- Author: Kathy Keatley Garvey
The sturgeon never ceases to amaze folks.
The largest freshwater fish in the world, it can live more than 100 years, tip the scales at 1,500 to 2,000 pounds and reach 20 feet in length.
It’s a primitive fish that, according to fossil records, lived more than 175 million years ago. For its uniqueness, some think it belongs in the same category as the (now extinct) wooly mammoth and the saber-toothed tiger -- both disappeared at the end of the Pleistocene epoch, about 12,000 years ago,
Other just consider the sturgeon a “good-eatin’ fish,” like halibut or swordfish.
If you’re NOT an angler or a friend of a "Sturgeon General "-- with no access to this tasty fish -- you can sometimes buy farm-raised...
- Author: Pam Devine
Spring’s here and summer’s coming. We have such an abundance of fruit! If it looks good (I have to cross my fingers that it will taste just as good!), I have to buy it, and then sometimes can’t eat it all. What to do with your overripe fruit? Freeze it!
If you’re like me and can’t pass up the bananas at your warehouse store, then hit the banana wall, freeze the extras in chunks on a plate, and use them in smoothies. When the last of the strawberries are looking a little sad to eat fresh, freeze them individually on a plate and use them in smoothies. Ditto for peaches, kiwis, mango, melon, pineapple … just about any ripe fruit, frozen, is an excellent addition to your smoothie. And speaking of that warehouse store, they also...
- Author: Sylvia Wright
UC Davis professor Adela de la Torre, a national expert on Chicano and Latino health issues, received a five-year, $4.8 million federal grant to discover the best ways to help Mexican-heritage children in California maintain healthy weights.
The study, called "Niños Sanos, Familia Sana" (Healthy Children, Healthy Family), will take place in the Central Valley towns of Firebaugh and San Joaquin.
“More than four in every 10 children born to parents of Mexican heritage are overweight or obese, and therefore at greater risk of early diabetes, high blood pressure and heart disease,” said de la Torre. “We are fortunate...
- Author: Jim Coats
Spring is a big time of year for celebrating with a very cheap (cheep?), common, protein-rich food: the chicken egg. And because the hard-boiled egg has a special place at the Seder table and an important role in Easter morning hunts and afternoon picnics, eggs right now are selling like hotcakes. Problem is, the more eggs your market sells, the more likely you are to get them extra fresh, and consequently, the more trouble you're likely to have getting the things to peel when it's time to eat them up.
Chemistry is at the root of the egg-peeling problem: a newly laid egg has a slightly lower, more acidic pH value than the raw egg that you've stored in the refrigerator for a few days.
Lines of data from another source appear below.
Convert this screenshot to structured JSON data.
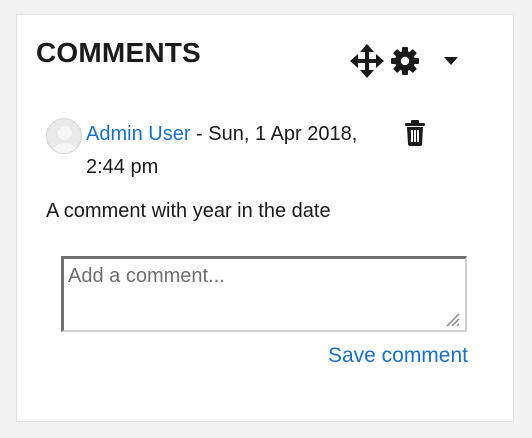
{
  "block": {
    "title": "COMMENTS",
    "controls": {
      "move_icon": "move-arrows-icon",
      "settings_icon": "gear-icon",
      "menu_icon": "caret-down-icon"
    }
  },
  "comment": {
    "author": "Admin User",
    "separator": " - ",
    "date": "Sun, 1 Apr 2018, 2:44 pm",
    "text": "A comment with year in the date",
    "delete_icon": "trash-icon"
  },
  "form": {
    "placeholder": "Add a comment...",
    "value": "",
    "save_label": "Save comment"
  },
  "colors": {
    "link": "#1a6fc0",
    "text": "#1a1a1a",
    "background": "#f2f2f2",
    "panel": "#ffffff"
  }
}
The higher pH of the stored egg allows its...
- Posted By: Jeannette E. Warnert
- Written by: Andy Fell
Eating a high-fat, fast food breakfast typical of many Americans - two breakfast sandwiches, hash browns and orange juice - doesn't have an identical effect on each individual.
The food's effect varies depending on factors like waist size and triglyceride levels, suggests new research at UC Davis.
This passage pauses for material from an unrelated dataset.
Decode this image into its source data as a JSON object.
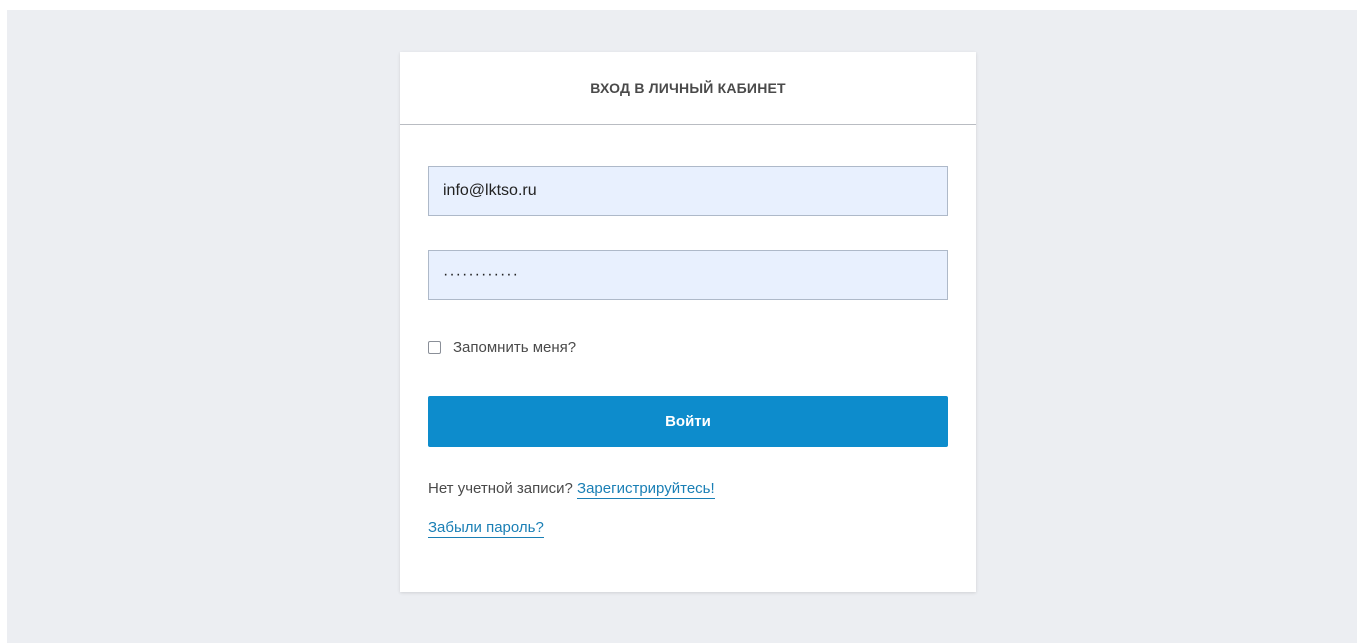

The research reinforces the link between belly fat, inflammation and thickening of the arterial linings that can lead to heart disease and strokes.
“The new study shows that eating a common fast food meal can affect inflammatory responses in the blood vessels," said Anthony Passerini, assistant professor of biomedical engineering at UC Davis, who led the project.
Passerini and his...